(3) Doesn't Seem So Bad
Lose an eye and an ear, get your nose and tongue split in twain, and lose at least six square inches of skin—all from knives.
At your option, when you cut someone with a knife, you can delay the damage. This means that for about 10 seconds (give or take), there won't be any blood, they continue to function normally, and they don't feel any pain.
The cut's still there, obviously, like you can touch the cut-mark and feel the flap of skin and everything, it just takes a bit for the target's brain to realize something's wrong.
(4) Only Friend You Can Trust
Successfully fake your own death.
You can't be killed by knives. You can still get horribly wounded and mangled and cut up, but the knife-blows themselves won't kill you.
That said, if you get stabbed thirty times and then get hit once with a rock, you'll be a goner for sure.
Trying out more martial ideas for GLΔG. Not entirely sure how I feel about this one, but it's got some interesting ideas. Also, none of these are "essentials" or "freebies" in the same way some of the pyromancies and disciplines are.
Largely inspired by the "stereotypical rogue," Carcer from Night Watch, and that one Donnie Yen alleyway knife-fight scene.
In general, I think part of the issue with Martials With Deltas is that traditionally, Fighters et al. get "system-crunch" abilities. If you imagine the four-to-five fundamental categories of D&D ability as:
- Physical (fly, grow or shrink, etc.)
- Social (lie, convince people, etc.)
- Intellectual/Informational (learn secrets, get bonus info, etc.)
- ""Magical"" (non-specific world-manipulation stuff, like Wish or w/e)
- System Crunch/Combat (+1 to hit, bonus HP on rest, etc.)
Fighter-type characters almost exclusively fall in the last category. This isn't an exhaustive statement by any means, but I've noticed that in nearly all trad systems and many OSR systems, Fighters are the ones who get the most system-crunchy abilities. They get bonuses to hit, extra HP, better stats, more attacks, more feats, all that classic D&D crunch. This is fine, mostly, since in typical D&D it just transforms them into the "badass normals" of the group, and some players (like me!) are into that kind of angle.
For my nascent little GLΔG project here, though, where I'm trying to avoid any and all systems or systemic terminology, that gets a little dicier. How do you explain "you're really good at killing people with a sword" diegetically? How do you "make the Fighter interesting"?

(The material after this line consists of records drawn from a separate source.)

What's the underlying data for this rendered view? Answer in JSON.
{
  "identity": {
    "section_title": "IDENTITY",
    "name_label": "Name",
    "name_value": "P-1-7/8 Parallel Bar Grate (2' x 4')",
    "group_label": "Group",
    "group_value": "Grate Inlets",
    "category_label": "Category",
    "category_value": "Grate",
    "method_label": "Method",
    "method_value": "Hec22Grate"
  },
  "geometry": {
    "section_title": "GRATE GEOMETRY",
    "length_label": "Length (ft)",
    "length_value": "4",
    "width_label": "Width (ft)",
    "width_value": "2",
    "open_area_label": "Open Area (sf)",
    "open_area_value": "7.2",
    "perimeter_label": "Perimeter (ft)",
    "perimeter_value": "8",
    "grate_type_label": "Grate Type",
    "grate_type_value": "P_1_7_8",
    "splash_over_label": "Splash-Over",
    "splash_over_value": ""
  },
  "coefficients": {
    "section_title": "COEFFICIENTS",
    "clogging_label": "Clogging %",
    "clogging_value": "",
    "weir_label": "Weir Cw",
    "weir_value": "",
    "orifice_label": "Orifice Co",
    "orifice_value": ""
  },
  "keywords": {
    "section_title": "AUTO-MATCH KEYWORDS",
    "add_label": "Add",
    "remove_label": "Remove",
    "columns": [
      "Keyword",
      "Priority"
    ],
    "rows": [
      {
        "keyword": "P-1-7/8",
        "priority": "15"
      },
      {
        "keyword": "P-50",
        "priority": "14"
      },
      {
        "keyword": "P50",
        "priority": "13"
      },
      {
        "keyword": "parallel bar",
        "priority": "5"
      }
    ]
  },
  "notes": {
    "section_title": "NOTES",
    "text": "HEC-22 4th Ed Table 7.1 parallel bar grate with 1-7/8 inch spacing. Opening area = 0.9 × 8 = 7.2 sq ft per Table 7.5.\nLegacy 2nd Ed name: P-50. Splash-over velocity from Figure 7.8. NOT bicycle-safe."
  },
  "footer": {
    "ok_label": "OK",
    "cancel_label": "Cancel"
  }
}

Well, I don't really know. My instinct is to expand into the other categories, and give the Fighter-types perks from the other categories (my Ranger does this, sorta, in that it's a "martial class" but its abilities are largely informational-focused), but I'm also not 100% convinced that this is the best path forward. Obviously, there are some social and knowledgeable perks a Fighter can get, and plenty of physical ones, but it's hard to describe being good at combat in a way that A) doesn't descend into fiddly minutiae and B) doesn't invalidate a bunch of what it feels like others should be able to do anyway.
I'm going to keep noodling around with this sort of thing. As always, if you want to hack/remix/alter any of this, please go ahead—and tell me! I'm very curious about how to develop diegetic fighters.